for his claim of a Dravidian Federation.
Two important factors may be said to have made E.V.R. think
deeply in terms of a separate Dravidanad. Firstly, the anti-Hindi agitation and
secondly, the Pakistan demand by the Muslim League. It was the anti-Hindi
agitation that made the Tamils more conscious of the heritage of their language
and culture and the idea of a separate state to protect them gained ground. The
Lahore session of the Muslim League and the demand for Pakistan added strength
to the nascent regional Dravidian Nationalism. Leaders of either party began to
talk in terms of mutual sympathy and support.
The choice of E.V.R. as the leader of the Justice Party in the
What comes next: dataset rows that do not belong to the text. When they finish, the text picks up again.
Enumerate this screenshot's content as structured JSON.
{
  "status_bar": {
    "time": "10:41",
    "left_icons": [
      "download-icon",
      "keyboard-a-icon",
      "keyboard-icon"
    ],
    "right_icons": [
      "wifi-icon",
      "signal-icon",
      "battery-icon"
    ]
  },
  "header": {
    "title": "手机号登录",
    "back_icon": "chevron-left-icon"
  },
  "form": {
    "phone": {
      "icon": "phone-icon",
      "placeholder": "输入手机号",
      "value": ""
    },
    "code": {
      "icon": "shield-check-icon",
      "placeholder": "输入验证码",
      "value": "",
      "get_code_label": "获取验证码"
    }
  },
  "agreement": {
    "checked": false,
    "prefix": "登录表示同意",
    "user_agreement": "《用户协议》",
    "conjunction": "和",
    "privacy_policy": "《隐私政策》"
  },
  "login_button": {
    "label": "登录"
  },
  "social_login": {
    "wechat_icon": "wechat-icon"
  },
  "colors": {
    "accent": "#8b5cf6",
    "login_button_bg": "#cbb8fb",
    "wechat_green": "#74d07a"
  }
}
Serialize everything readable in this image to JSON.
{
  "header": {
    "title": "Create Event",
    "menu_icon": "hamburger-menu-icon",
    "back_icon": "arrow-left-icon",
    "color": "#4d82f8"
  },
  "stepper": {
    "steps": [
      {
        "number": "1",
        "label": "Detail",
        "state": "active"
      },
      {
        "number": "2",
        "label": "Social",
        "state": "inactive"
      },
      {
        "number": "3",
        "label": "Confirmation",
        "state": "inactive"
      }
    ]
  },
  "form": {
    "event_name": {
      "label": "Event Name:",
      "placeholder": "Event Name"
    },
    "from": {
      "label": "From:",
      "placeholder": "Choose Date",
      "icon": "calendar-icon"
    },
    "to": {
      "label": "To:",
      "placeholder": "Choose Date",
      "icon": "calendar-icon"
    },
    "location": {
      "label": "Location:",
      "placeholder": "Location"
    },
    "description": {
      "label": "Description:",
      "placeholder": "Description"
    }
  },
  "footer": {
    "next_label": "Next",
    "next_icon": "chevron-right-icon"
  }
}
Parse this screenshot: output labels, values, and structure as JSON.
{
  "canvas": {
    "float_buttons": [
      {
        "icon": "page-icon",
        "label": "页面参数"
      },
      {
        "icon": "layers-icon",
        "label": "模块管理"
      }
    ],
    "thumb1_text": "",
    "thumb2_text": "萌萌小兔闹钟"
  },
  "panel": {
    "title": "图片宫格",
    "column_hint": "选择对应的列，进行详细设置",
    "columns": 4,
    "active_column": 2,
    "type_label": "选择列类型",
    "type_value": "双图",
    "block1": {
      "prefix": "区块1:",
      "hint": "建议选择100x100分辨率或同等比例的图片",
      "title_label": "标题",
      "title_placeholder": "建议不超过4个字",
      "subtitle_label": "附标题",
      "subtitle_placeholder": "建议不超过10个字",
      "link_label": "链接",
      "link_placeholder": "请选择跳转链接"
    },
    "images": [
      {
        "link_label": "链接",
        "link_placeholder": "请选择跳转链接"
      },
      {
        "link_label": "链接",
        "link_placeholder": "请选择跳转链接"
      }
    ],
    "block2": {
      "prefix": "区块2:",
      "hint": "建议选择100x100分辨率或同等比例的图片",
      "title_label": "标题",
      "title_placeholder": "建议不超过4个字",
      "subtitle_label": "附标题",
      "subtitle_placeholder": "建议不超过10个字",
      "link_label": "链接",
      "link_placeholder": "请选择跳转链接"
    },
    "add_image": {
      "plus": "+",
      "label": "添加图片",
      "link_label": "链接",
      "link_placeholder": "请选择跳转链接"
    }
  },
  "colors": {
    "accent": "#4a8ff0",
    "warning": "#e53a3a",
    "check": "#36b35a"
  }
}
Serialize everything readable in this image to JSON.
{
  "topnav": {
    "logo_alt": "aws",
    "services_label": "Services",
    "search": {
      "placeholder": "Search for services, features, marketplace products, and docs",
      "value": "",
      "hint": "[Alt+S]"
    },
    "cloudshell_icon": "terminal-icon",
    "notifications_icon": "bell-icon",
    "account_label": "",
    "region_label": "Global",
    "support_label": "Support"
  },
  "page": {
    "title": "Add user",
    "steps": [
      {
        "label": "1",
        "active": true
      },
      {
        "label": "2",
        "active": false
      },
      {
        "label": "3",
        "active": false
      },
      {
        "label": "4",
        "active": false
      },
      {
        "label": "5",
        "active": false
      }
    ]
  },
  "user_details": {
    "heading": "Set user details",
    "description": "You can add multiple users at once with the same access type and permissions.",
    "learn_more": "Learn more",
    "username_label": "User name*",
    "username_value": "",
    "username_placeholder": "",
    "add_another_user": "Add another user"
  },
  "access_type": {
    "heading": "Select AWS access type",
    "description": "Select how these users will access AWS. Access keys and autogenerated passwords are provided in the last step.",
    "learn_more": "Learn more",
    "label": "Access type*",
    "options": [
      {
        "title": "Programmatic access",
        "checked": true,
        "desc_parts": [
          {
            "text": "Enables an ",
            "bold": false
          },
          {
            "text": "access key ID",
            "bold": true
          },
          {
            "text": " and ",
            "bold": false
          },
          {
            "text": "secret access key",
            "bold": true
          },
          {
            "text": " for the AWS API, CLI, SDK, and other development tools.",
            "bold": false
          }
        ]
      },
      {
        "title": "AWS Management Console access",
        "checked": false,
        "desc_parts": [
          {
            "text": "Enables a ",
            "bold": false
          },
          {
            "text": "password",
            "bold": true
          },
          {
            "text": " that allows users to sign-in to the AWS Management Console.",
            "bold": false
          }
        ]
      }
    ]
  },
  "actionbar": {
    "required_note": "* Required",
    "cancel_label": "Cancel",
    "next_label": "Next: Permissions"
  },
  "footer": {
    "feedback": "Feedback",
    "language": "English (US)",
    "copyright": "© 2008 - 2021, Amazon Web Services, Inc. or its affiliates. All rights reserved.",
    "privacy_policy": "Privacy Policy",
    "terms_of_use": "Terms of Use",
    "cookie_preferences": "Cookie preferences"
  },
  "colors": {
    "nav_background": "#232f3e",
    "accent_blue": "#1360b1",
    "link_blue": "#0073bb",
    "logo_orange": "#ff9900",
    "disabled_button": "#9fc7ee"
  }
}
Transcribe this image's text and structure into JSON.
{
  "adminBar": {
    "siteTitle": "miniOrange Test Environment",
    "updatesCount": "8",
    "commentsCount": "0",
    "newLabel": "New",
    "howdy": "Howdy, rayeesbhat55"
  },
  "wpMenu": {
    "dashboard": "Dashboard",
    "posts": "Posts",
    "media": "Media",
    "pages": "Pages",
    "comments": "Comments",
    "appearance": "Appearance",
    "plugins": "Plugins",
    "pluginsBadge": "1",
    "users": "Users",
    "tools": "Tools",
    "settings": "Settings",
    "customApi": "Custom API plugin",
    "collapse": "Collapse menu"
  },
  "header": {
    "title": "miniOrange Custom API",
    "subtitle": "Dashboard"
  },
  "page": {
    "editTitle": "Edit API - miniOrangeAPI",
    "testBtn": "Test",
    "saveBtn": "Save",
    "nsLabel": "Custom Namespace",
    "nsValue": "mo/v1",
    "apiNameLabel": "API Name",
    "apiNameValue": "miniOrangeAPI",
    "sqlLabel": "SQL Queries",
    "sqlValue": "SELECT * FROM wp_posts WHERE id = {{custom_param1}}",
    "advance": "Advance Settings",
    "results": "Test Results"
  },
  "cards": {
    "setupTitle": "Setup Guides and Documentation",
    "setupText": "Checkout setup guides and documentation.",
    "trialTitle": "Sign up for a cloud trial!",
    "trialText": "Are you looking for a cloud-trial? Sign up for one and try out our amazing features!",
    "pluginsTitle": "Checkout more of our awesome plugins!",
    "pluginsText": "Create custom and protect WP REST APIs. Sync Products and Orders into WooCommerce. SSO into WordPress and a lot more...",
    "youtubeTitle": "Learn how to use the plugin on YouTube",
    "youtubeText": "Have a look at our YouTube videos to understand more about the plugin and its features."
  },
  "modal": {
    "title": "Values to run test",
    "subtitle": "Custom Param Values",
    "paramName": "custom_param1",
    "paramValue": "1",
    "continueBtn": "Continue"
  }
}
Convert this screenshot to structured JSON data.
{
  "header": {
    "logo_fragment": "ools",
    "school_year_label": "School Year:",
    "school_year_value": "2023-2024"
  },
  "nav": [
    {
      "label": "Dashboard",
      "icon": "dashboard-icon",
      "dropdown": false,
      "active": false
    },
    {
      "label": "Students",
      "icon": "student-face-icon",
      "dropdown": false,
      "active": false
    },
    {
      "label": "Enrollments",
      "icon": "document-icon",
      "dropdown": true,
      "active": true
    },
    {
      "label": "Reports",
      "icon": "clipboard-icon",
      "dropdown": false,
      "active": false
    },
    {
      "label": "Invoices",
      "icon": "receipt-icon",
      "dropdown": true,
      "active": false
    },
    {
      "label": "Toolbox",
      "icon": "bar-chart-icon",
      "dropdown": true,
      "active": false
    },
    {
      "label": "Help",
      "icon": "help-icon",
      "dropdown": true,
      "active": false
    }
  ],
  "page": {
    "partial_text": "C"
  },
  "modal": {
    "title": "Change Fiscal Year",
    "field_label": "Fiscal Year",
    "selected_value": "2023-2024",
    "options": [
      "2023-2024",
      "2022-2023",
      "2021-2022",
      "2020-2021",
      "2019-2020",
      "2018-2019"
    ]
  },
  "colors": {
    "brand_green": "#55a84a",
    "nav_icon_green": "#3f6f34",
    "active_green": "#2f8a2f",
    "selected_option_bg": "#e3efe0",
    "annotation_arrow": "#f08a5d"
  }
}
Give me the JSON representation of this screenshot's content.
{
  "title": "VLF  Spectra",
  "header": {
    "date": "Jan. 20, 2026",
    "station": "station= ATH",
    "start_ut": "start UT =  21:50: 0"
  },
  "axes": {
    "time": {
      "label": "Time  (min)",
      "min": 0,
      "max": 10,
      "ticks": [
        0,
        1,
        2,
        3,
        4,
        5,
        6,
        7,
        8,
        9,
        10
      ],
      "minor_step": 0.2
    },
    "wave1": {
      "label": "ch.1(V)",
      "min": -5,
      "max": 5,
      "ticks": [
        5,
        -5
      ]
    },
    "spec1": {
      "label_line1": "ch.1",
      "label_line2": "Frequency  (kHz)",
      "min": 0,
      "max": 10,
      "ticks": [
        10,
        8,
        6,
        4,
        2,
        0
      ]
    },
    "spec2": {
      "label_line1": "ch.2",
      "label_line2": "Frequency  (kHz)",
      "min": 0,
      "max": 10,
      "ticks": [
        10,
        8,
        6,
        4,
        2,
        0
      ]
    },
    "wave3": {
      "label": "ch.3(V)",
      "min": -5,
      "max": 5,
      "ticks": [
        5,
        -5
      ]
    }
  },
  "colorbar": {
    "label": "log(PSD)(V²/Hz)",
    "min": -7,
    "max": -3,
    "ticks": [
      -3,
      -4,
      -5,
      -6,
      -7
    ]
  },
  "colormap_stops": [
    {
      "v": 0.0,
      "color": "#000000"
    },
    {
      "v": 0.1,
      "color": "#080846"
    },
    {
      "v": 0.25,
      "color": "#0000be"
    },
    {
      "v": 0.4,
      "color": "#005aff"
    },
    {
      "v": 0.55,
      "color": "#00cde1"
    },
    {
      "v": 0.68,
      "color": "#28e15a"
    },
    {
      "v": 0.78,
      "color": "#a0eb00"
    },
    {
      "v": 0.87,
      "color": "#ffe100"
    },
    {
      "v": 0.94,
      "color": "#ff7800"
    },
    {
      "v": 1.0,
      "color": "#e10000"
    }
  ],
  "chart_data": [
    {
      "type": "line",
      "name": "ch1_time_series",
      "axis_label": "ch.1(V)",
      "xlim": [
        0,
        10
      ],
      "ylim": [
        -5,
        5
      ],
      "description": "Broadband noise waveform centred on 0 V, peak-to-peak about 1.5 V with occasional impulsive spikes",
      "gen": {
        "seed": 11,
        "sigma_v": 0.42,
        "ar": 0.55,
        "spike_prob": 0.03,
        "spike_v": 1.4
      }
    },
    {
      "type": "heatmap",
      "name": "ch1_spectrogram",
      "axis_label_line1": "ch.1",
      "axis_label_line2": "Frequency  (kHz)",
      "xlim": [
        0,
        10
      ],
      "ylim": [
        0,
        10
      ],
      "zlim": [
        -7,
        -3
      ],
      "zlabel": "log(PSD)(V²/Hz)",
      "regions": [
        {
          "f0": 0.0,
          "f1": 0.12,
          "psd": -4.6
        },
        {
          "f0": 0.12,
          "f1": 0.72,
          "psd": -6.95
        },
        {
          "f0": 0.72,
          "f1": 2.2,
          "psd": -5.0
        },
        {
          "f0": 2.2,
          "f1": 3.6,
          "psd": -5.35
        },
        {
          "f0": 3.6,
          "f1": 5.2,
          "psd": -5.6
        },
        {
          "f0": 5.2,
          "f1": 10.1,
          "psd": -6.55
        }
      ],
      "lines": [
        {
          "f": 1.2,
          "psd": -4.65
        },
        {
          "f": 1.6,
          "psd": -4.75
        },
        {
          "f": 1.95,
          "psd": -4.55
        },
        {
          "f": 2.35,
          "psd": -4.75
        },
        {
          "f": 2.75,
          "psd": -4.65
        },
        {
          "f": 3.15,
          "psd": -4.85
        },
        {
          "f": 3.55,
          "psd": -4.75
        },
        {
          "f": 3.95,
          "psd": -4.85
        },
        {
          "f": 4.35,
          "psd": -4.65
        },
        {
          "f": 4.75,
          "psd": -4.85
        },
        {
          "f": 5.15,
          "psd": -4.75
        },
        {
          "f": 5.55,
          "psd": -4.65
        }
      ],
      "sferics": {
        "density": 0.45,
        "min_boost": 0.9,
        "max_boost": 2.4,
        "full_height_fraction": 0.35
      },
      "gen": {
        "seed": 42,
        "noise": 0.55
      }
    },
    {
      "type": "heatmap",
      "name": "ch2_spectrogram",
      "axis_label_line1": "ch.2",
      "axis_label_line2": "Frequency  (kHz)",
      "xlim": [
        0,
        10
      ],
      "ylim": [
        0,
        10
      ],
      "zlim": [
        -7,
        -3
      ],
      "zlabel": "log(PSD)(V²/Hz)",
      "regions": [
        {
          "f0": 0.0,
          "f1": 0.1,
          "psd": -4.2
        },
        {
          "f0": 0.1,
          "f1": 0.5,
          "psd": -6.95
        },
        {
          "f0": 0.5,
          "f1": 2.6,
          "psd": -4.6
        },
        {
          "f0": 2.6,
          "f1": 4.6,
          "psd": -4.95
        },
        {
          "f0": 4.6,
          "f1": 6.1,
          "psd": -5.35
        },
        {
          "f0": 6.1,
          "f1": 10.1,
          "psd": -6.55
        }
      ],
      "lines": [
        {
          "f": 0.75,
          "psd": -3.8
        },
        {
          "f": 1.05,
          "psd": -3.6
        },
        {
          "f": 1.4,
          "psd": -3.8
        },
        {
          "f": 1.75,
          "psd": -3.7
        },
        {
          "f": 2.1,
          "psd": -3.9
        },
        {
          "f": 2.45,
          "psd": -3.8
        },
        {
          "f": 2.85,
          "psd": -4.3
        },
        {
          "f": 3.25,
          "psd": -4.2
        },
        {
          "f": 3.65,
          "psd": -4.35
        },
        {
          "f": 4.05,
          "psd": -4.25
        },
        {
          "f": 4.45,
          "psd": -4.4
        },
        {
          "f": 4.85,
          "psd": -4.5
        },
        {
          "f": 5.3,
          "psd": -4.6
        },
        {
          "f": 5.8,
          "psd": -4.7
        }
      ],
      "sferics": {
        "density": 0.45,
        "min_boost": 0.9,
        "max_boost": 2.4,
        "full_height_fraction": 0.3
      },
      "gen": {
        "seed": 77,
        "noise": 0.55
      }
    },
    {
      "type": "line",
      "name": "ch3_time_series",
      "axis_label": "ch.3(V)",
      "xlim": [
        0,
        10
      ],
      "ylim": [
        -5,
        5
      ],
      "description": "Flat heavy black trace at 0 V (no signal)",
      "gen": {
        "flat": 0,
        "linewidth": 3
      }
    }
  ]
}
wake of the Anti-Hindi agitation led to the fusion of the Self-Respect Movement
and the Justice Party. As a result anti-Brahminism and communalism once again
became basic ideologies in party politics and the demand for a separate
Dravidanad was mainly based on these ideologies. The creation of Dravidanad as a
separate sovereign state continued to be the main object of the Dravidar
Kazhagam and its offshoot the Dravida Munnetra Kazhagam (founded in 1949) till
1963 when the Indian Constitution was amended specially to make a demand for
secession a criminal act, and since then the demand was given up.
Madras Presidency under British Rule included Tamil Nadu
and parts of what are Andhra Pradesh, Karnataka and Kerala